> [Problem]
Read the records below and copy each line that contains "free".

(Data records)
%%

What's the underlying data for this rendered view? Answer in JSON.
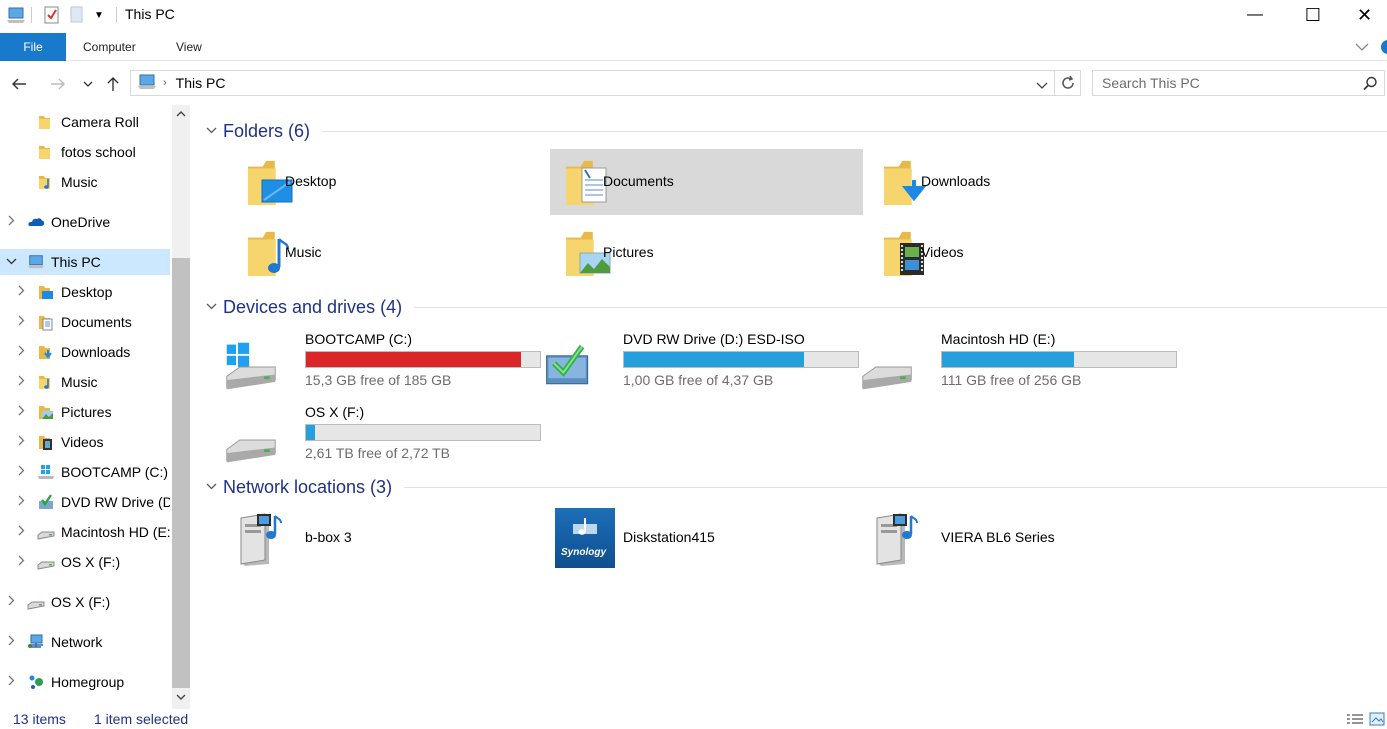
{
  "window": {
    "title": "This PC",
    "minimize_glyph": "—",
    "maximize_glyph": "☐",
    "close_glyph": "✕"
  },
  "ribbon": {
    "tabs": [
      "File",
      "Computer",
      "View"
    ]
  },
  "address": {
    "path": "This PC",
    "search_placeholder": "Search This PC"
  },
  "nav_pane": {
    "items": [
      {
        "label": "Camera Roll",
        "icon": "folder-icon",
        "expandable": false
      },
      {
        "label": "fotos school",
        "icon": "folder-icon",
        "expandable": false
      },
      {
        "label": "Music",
        "icon": "music-folder-icon",
        "expandable": false
      },
      {
        "label": "OneDrive",
        "icon": "onedrive-icon",
        "expandable": true
      },
      {
        "label": "This PC",
        "icon": "computer-icon",
        "expandable": true,
        "expanded": true,
        "selected": true
      },
      {
        "label": "Desktop",
        "icon": "desktop-folder-icon",
        "expandable": true
      },
      {
        "label": "Documents",
        "icon": "documents-folder-icon",
        "expandable": true
      },
      {
        "label": "Downloads",
        "icon": "downloads-folder-icon",
        "expandable": true
      },
      {
        "label": "Music",
        "icon": "music-folder-icon",
        "expandable": true
      },
      {
        "label": "Pictures",
        "icon": "pictures-folder-icon",
        "expandable": true
      },
      {
        "label": "Videos",
        "icon": "videos-folder-icon",
        "expandable": true
      },
      {
        "label": "BOOTCAMP (C:)",
        "icon": "windows-drive-icon",
        "expandable": true
      },
      {
        "label": "DVD RW Drive (D:) ESD-ISO",
        "icon": "dvd-drive-icon",
        "expandable": true
      },
      {
        "label": "Macintosh HD (E:)",
        "icon": "hard-drive-icon",
        "expandable": true
      },
      {
        "label": "OS X (F:)",
        "icon": "hard-drive-icon",
        "expandable": true
      },
      {
        "label": "OS X (F:)",
        "icon": "hard-drive-icon",
        "expandable": true
      },
      {
        "label": "Network",
        "icon": "network-icon",
        "expandable": true
      },
      {
        "label": "Homegroup",
        "icon": "homegroup-icon",
        "expandable": true
      }
    ]
  },
  "groups": {
    "folders": {
      "title": "Folders (6)",
      "items": [
        {
          "label": "Desktop",
          "icon": "desktop-folder-icon"
        },
        {
          "label": "Documents",
          "icon": "documents-folder-icon",
          "selected": true
        },
        {
          "label": "Downloads",
          "icon": "downloads-folder-icon"
        },
        {
          "label": "Music",
          "icon": "music-folder-icon"
        },
        {
          "label": "Pictures",
          "icon": "pictures-folder-icon"
        },
        {
          "label": "Videos",
          "icon": "videos-folder-icon"
        }
      ]
    },
    "drives": {
      "title": "Devices and drives (4)",
      "items": [
        {
          "label": "BOOTCAMP (C:)",
          "free_text": "15,3 GB free of 185 GB",
          "used_fraction": 0.917,
          "bar_color": "#da2626",
          "icon": "windows-drive-icon"
        },
        {
          "label": "DVD RW Drive (D:) ESD-ISO",
          "free_text": "1,00 GB free of 4,37 GB",
          "used_fraction": 0.771,
          "bar_color": "#26a0da",
          "icon": "dvd-drive-icon"
        },
        {
          "label": "Macintosh HD (E:)",
          "free_text": "111 GB free of 256 GB",
          "used_fraction": 0.566,
          "bar_color": "#26a0da",
          "icon": "hard-drive-icon"
        },
        {
          "label": "OS X (F:)",
          "free_text": "2,61 TB free of 2,72 TB",
          "used_fraction": 0.04,
          "bar_color": "#26a0da",
          "icon": "hard-drive-icon"
        }
      ]
    },
    "network": {
      "title": "Network locations (3)",
      "items": [
        {
          "label": "b-box 3",
          "icon": "media-server-icon"
        },
        {
          "label": "Diskstation415",
          "icon": "synology-icon",
          "logo_text": "Synology"
        },
        {
          "label": "VIERA BL6 Series",
          "icon": "media-server-icon"
        }
      ]
    }
  },
  "status": {
    "item_count": "13 items",
    "selection": "1 item selected"
  },
  "colors": {
    "accent": "#1979ca",
    "selection": "#cce8ff",
    "group_title": "#1e3287",
    "drive_ok": "#26a0da",
    "drive_full": "#da2626"
  }
}
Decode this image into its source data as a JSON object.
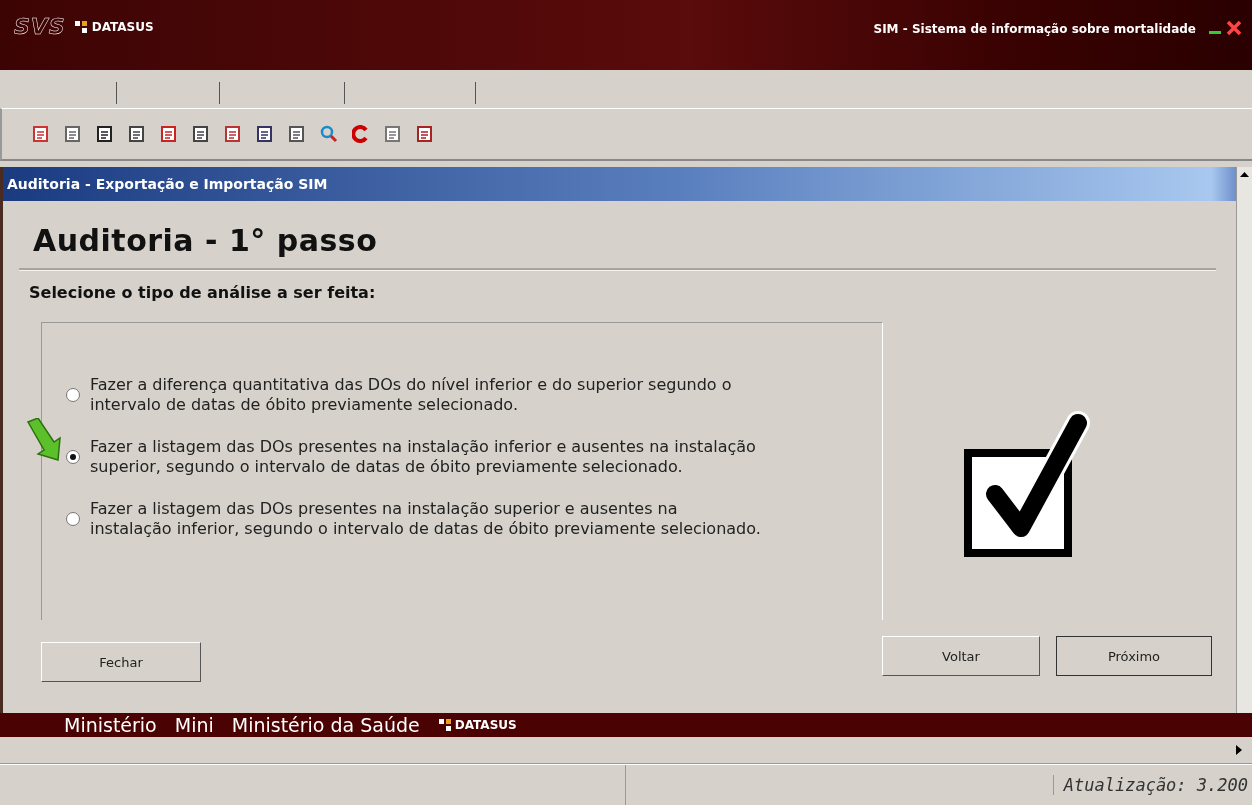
{
  "header": {
    "logo": "SVS",
    "brand": "DATASUS",
    "title": "SIM - Sistema de informação sobre mortalidade"
  },
  "dialog": {
    "title": "Auditoria - Exportação e Importação SIM",
    "heading": "Auditoria - 1° passo",
    "prompt": "Selecione o tipo de análise a ser feita:",
    "options": [
      {
        "label": "Fazer a diferença quantitativa das DOs do nível inferior e do superior segundo o intervalo de datas de óbito previamente selecionado.",
        "selected": false
      },
      {
        "label": "Fazer a listagem das DOs presentes na instalação inferior e ausentes na instalação superior, segundo o intervalo de datas de óbito previamente selecionado.",
        "selected": true
      },
      {
        "label": "Fazer a listagem das DOs presentes na instalação superior e ausentes na instalação inferior, segundo o intervalo de datas de óbito previamente selecionado.",
        "selected": false
      }
    ],
    "buttons": {
      "close": "Fechar",
      "back": "Voltar",
      "next": "Próximo"
    }
  },
  "footer": {
    "texts": [
      "Ministério",
      "Mini",
      "Ministério da Saúde"
    ],
    "brand": "DATASUS"
  },
  "status_bar": {
    "version": "Atualização: 3.200"
  }
}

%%

> [Written response]
          "free_text": "15,3 GB free of 185 GB",
          "free_text": "1,00 GB free of 4,37 GB",
          "free_text": "111 GB free of 256 GB",
          "free_text": "2,61 TB free of 2,72 TB",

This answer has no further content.